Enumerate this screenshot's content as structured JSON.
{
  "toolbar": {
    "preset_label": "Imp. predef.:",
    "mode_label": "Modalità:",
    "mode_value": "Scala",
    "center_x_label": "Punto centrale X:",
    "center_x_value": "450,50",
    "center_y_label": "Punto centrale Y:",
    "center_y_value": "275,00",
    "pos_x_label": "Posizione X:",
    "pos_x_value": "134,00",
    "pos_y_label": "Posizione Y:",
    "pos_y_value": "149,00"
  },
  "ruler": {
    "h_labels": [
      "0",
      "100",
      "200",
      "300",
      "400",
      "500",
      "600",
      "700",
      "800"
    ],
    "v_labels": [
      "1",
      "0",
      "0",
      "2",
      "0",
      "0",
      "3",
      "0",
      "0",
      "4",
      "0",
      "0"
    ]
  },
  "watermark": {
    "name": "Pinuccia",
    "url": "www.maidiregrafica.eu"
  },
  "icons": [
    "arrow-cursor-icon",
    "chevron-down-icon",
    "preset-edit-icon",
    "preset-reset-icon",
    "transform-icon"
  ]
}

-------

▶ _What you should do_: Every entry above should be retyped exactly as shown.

▶ _Output of the task_:
Enumerate this screenshot's content as structured JSON.
{
  "toolbar": {
    "preset_label": "Imp. predef.:",
    "mode_label": "Modalità:",
    "mode_value": "Scala",
    "center_x_label": "Punto centrale X:",
    "center_x_value": "450,50",
    "center_y_label": "Punto centrale Y:",
    "center_y_value": "275,00",
    "pos_x_label": "Posizione X:",
    "pos_x_value": "134,00",
    "pos_y_label": "Posizione Y:",
    "pos_y_value": "149,00"
  },
  "ruler": {
    "h_labels": [
      "0",
      "100",
      "200",
      "300",
      "400",
      "500",
      "600",
      "700",
      "800"
    ],
    "v_labels": [
      "1",
      "0",
      "0",
      "2",
      "0",
      "0",
      "3",
      "0",
      "0",
      "4",
      "0",
      "0"
    ]
  },
  "watermark": {
    "name": "Pinuccia",
    "url": "www.maidiregrafica.eu"
  },
  "icons": [
    "arrow-cursor-icon",
    "chevron-down-icon",
    "preset-edit-icon",
    "preset-reset-icon",
    "transform-icon"
  ]
}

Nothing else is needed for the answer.